### WHAT THE TASK REQUIRES
Write out the data word for word and drop any picture you find.

BEGIN SOURCE MATERIAL

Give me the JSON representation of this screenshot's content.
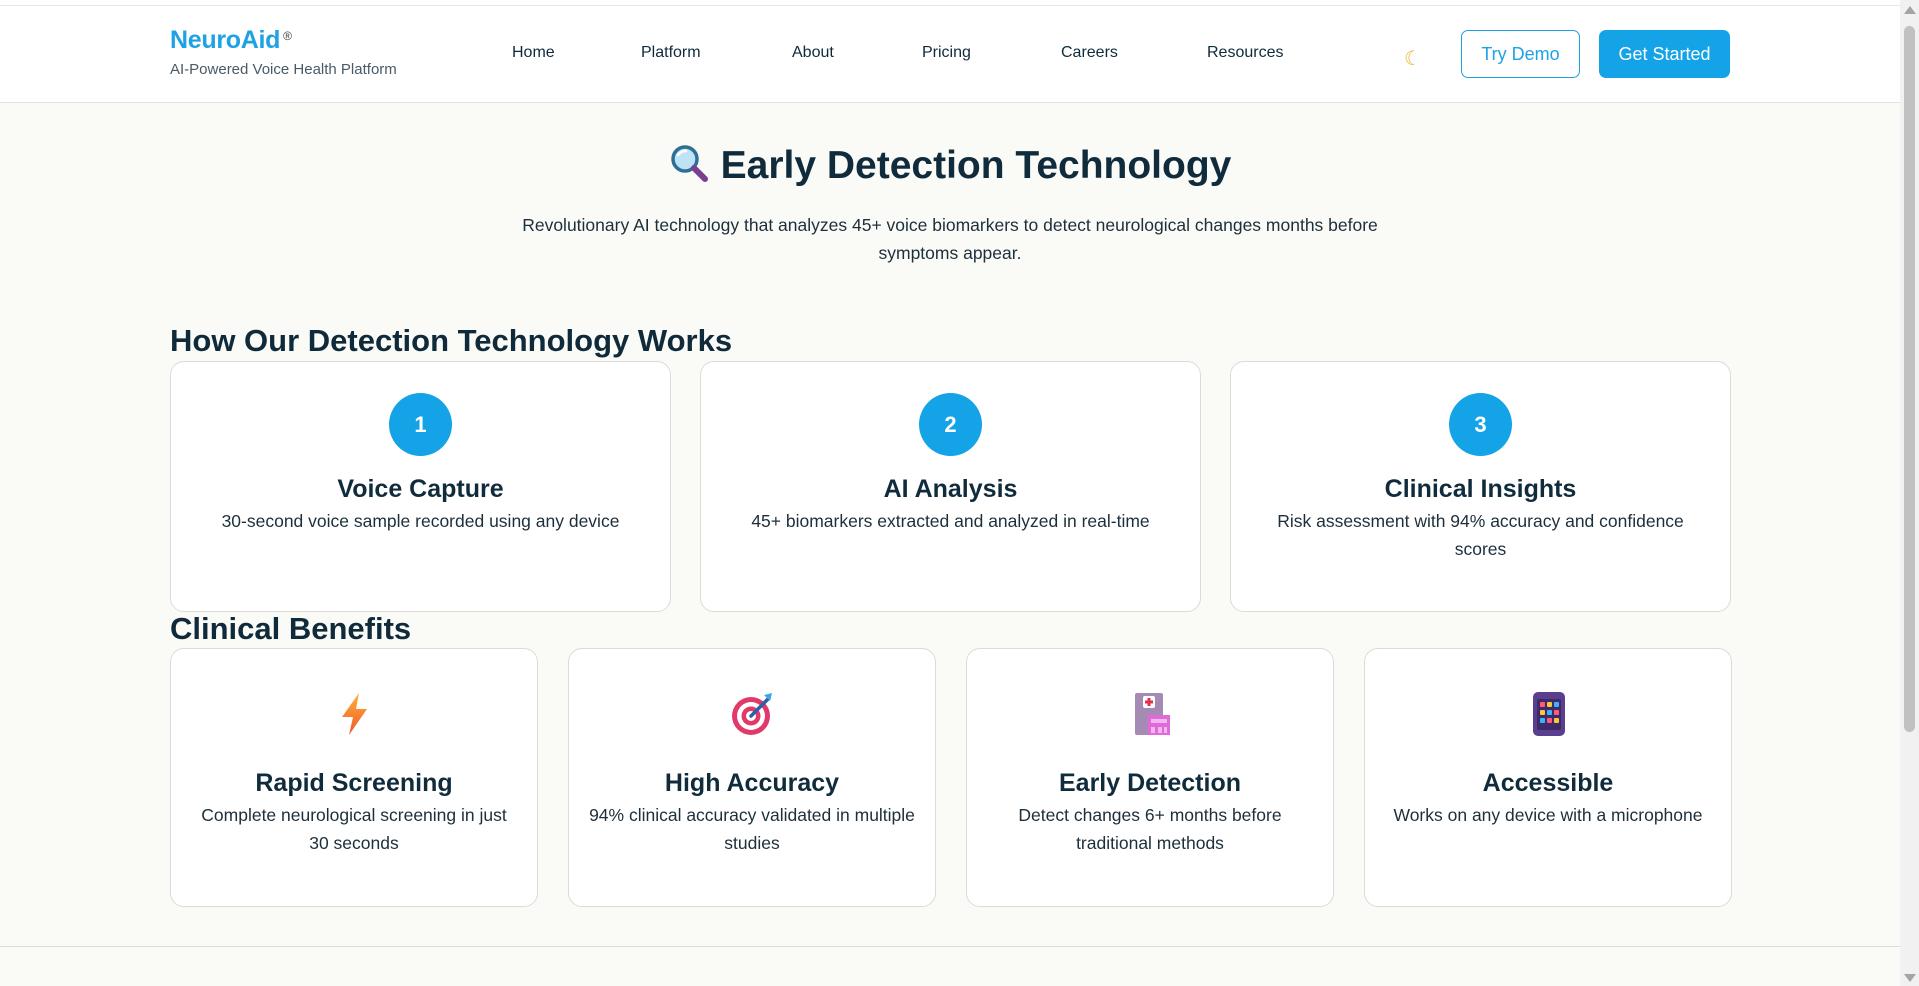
{
  "brand": {
    "name": "NeuroAid",
    "mark": "®",
    "tagline": "AI-Powered Voice Health Platform"
  },
  "nav": [
    "Home",
    "Platform",
    "About",
    "Pricing",
    "Careers",
    "Resources"
  ],
  "header": {
    "theme_icon": "☾",
    "try_demo": "Try Demo",
    "get_started": "Get Started"
  },
  "hero": {
    "title": "Early Detection Technology",
    "icon": "magnifying-glass-icon",
    "subtitle": "Revolutionary AI technology that analyzes 45+ voice biomarkers to detect neurological changes months before symptoms appear."
  },
  "how": {
    "title": "How Our Detection Technology Works",
    "steps": [
      {
        "number": "1",
        "title": "Voice Capture",
        "desc": "30-second voice sample recorded using any device"
      },
      {
        "number": "2",
        "title": "AI Analysis",
        "desc": "45+ biomarkers extracted and analyzed in real-time"
      },
      {
        "number": "3",
        "title": "Clinical Insights",
        "desc": "Risk assessment with 94% accuracy and confidence scores"
      }
    ]
  },
  "benefits": {
    "title": "Clinical Benefits",
    "items": [
      {
        "icon": "lightning-icon",
        "title": "Rapid Screening",
        "desc": "Complete neurological screening in just 30 seconds"
      },
      {
        "icon": "target-icon",
        "title": "High Accuracy",
        "desc": "94% clinical accuracy validated in multiple studies"
      },
      {
        "icon": "hospital-icon",
        "title": "Early Detection",
        "desc": "Detect changes 6+ months before traditional methods"
      },
      {
        "icon": "mobile-phone-icon",
        "title": "Accessible",
        "desc": "Works on any device with a microphone"
      }
    ]
  },
  "colors": {
    "accent": "#14a3e6",
    "text": "#102c3c",
    "background": "#fafaf7"
  }
}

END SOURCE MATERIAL

### ANSWER TO THIS PROBLEM
Give me the JSON representation of this screenshot's content.
{
  "brand": {
    "name": "NeuroAid",
    "mark": "®",
    "tagline": "AI-Powered Voice Health Platform"
  },
  "nav": [
    "Home",
    "Platform",
    "About",
    "Pricing",
    "Careers",
    "Resources"
  ],
  "header": {
    "theme_icon": "☾",
    "try_demo": "Try Demo",
    "get_started": "Get Started"
  },
  "hero": {
    "title": "Early Detection Technology",
    "icon": "magnifying-glass-icon",
    "subtitle": "Revolutionary AI technology that analyzes 45+ voice biomarkers to detect neurological changes months before symptoms appear."
  },
  "how": {
    "title": "How Our Detection Technology Works",
    "steps": [
      {
        "number": "1",
        "title": "Voice Capture",
        "desc": "30-second voice sample recorded using any device"
      },
      {
        "number": "2",
        "title": "AI Analysis",
        "desc": "45+ biomarkers extracted and analyzed in real-time"
      },
      {
        "number": "3",
        "title": "Clinical Insights",
        "desc": "Risk assessment with 94% accuracy and confidence scores"
      }
    ]
  },
  "benefits": {
    "title": "Clinical Benefits",
    "items": [
      {
        "icon": "lightning-icon",
        "title": "Rapid Screening",
        "desc": "Complete neurological screening in just 30 seconds"
      },
      {
        "icon": "target-icon",
        "title": "High Accuracy",
        "desc": "94% clinical accuracy validated in multiple studies"
      },
      {
        "icon": "hospital-icon",
        "title": "Early Detection",
        "desc": "Detect changes 6+ months before traditional methods"
      },
      {
        "icon": "mobile-phone-icon",
        "title": "Accessible",
        "desc": "Works on any device with a microphone"
      }
    ]
  },
  "colors": {
    "accent": "#14a3e6",
    "text": "#102c3c",
    "background": "#fafaf7"
  }
}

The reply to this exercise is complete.